━━ ENTRIES SUPPLIED ━━
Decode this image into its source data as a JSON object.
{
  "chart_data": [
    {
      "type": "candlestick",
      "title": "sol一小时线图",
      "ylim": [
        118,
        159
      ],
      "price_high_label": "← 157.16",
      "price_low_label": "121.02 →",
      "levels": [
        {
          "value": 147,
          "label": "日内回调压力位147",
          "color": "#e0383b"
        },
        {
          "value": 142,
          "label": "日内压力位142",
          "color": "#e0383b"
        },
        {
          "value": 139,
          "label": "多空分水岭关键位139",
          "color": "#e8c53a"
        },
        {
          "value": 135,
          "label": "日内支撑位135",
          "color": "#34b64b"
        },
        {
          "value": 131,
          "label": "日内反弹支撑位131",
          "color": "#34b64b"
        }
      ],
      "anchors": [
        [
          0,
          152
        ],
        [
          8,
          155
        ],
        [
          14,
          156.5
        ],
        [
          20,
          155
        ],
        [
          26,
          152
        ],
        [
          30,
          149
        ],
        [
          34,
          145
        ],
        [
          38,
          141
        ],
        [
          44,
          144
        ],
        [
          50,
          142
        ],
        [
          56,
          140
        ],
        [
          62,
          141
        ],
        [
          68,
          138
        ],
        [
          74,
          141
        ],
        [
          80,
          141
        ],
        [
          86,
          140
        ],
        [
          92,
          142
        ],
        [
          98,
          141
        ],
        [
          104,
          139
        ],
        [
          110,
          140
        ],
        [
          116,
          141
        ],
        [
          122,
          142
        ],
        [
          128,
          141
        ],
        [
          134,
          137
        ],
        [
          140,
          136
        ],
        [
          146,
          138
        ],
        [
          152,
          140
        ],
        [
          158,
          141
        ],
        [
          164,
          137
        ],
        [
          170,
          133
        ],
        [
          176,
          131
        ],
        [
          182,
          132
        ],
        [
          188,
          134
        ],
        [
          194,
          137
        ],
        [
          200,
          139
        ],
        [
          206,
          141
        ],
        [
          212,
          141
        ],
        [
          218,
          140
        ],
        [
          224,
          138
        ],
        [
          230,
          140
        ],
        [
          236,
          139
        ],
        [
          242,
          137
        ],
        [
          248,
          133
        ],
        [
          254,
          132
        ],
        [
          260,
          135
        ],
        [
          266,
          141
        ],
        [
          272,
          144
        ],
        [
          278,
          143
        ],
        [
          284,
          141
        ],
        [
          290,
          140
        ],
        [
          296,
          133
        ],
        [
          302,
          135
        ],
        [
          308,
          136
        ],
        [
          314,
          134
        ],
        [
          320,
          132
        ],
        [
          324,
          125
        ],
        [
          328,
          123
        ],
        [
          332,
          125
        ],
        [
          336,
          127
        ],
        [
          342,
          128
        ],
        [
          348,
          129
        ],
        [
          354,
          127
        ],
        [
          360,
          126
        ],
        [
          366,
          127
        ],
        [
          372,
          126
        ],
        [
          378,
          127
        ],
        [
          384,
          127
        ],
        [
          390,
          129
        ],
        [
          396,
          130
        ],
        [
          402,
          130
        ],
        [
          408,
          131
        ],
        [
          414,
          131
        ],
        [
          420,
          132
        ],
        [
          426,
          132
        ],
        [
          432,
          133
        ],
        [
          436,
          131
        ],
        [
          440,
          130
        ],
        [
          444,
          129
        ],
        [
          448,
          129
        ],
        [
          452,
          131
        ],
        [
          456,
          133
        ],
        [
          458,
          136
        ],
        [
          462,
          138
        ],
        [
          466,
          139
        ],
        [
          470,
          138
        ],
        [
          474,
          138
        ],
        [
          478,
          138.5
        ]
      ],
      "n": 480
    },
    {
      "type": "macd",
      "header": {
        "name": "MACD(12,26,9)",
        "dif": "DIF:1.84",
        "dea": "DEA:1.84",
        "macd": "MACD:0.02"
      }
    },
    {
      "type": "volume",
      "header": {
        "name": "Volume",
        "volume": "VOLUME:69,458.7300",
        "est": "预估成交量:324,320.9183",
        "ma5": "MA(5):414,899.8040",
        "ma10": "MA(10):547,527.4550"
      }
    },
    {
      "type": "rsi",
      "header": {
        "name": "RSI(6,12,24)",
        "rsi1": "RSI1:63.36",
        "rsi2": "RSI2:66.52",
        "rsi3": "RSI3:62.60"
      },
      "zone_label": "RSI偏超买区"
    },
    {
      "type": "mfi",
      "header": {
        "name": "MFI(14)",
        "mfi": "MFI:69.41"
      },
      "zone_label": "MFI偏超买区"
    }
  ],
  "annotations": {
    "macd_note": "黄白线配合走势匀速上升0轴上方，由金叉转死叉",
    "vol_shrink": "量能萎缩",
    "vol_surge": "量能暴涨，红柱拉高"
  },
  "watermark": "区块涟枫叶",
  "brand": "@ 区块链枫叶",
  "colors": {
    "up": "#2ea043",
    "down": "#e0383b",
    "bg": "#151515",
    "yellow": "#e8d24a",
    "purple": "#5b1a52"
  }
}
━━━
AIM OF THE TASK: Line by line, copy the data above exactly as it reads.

ANSWER SPACE:
Decode this image into its source data as a JSON object.
{
  "chart_data": [
    {
      "type": "candlestick",
      "title": "sol一小时线图",
      "ylim": [
        118,
        159
      ],
      "price_high_label": "← 157.16",
      "price_low_label": "121.02 →",
      "levels": [
        {
          "value": 147,
          "label": "日内回调压力位147",
          "color": "#e0383b"
        },
        {
          "value": 142,
          "label": "日内压力位142",
          "color": "#e0383b"
        },
        {
          "value": 139,
          "label": "多空分水岭关键位139",
          "color": "#e8c53a"
        },
        {
          "value": 135,
          "label": "日内支撑位135",
          "color": "#34b64b"
        },
        {
          "value": 131,
          "label": "日内反弹支撑位131",
          "color": "#34b64b"
        }
      ],
      "anchors": [
        [
          0,
          152
        ],
        [
          8,
          155
        ],
        [
          14,
          156.5
        ],
        [
          20,
          155
        ],
        [
          26,
          152
        ],
        [
          30,
          149
        ],
        [
          34,
          145
        ],
        [
          38,
          141
        ],
        [
          44,
          144
        ],
        [
          50,
          142
        ],
        [
          56,
          140
        ],
        [
          62,
          141
        ],
        [
          68,
          138
        ],
        [
          74,
          141
        ],
        [
          80,
          141
        ],
        [
          86,
          140
        ],
        [
          92,
          142
        ],
        [
          98,
          141
        ],
        [
          104,
          139
        ],
        [
          110,
          140
        ],
        [
          116,
          141
        ],
        [
          122,
          142
        ],
        [
          128,
          141
        ],
        [
          134,
          137
        ],
        [
          140,
          136
        ],
        [
          146,
          138
        ],
        [
          152,
          140
        ],
        [
          158,
          141
        ],
        [
          164,
          137
        ],
        [
          170,
          133
        ],
        [
          176,
          131
        ],
        [
          182,
          132
        ],
        [
          188,
          134
        ],
        [
          194,
          137
        ],
        [
          200,
          139
        ],
        [
          206,
          141
        ],
        [
          212,
          141
        ],
        [
          218,
          140
        ],
        [
          224,
          138
        ],
        [
          230,
          140
        ],
        [
          236,
          139
        ],
        [
          242,
          137
        ],
        [
          248,
          133
        ],
        [
          254,
          132
        ],
        [
          260,
          135
        ],
        [
          266,
          141
        ],
        [
          272,
          144
        ],
        [
          278,
          143
        ],
        [
          284,
          141
        ],
        [
          290,
          140
        ],
        [
          296,
          133
        ],
        [
          302,
          135
        ],
        [
          308,
          136
        ],
        [
          314,
          134
        ],
        [
          320,
          132
        ],
        [
          324,
          125
        ],
        [
          328,
          123
        ],
        [
          332,
          125
        ],
        [
          336,
          127
        ],
        [
          342,
          128
        ],
        [
          348,
          129
        ],
        [
          354,
          127
        ],
        [
          360,
          126
        ],
        [
          366,
          127
        ],
        [
          372,
          126
        ],
        [
          378,
          127
        ],
        [
          384,
          127
        ],
        [
          390,
          129
        ],
        [
          396,
          130
        ],
        [
          402,
          130
        ],
        [
          408,
          131
        ],
        [
          414,
          131
        ],
        [
          420,
          132
        ],
        [
          426,
          132
        ],
        [
          432,
          133
        ],
        [
          436,
          131
        ],
        [
          440,
          130
        ],
        [
          444,
          129
        ],
        [
          448,
          129
        ],
        [
          452,
          131
        ],
        [
          456,
          133
        ],
        [
          458,
          136
        ],
        [
          462,
          138
        ],
        [
          466,
          139
        ],
        [
          470,
          138
        ],
        [
          474,
          138
        ],
        [
          478,
          138.5
        ]
      ],
      "n": 480
    },
    {
      "type": "macd",
      "header": {
        "name": "MACD(12,26,9)",
        "dif": "DIF:1.84",
        "dea": "DEA:1.84",
        "macd": "MACD:0.02"
      }
    },
    {
      "type": "volume",
      "header": {
        "name": "Volume",
        "volume": "VOLUME:69,458.7300",
        "est": "预估成交量:324,320.9183",
        "ma5": "MA(5):414,899.8040",
        "ma10": "MA(10):547,527.4550"
      }
    },
    {
      "type": "rsi",
      "header": {
        "name": "RSI(6,12,24)",
        "rsi1": "RSI1:63.36",
        "rsi2": "RSI2:66.52",
        "rsi3": "RSI3:62.60"
      },
      "zone_label": "RSI偏超买区"
    },
    {
      "type": "mfi",
      "header": {
        "name": "MFI(14)",
        "mfi": "MFI:69.41"
      },
      "zone_label": "MFI偏超买区"
    }
  ],
  "annotations": {
    "macd_note": "黄白线配合走势匀速上升0轴上方，由金叉转死叉",
    "vol_shrink": "量能萎缩",
    "vol_surge": "量能暴涨，红柱拉高"
  },
  "watermark": "区块涟枫叶",
  "brand": "@ 区块链枫叶",
  "colors": {
    "up": "#2ea043",
    "down": "#e0383b",
    "bg": "#151515",
    "yellow": "#e8d24a",
    "purple": "#5b1a52"
  }
}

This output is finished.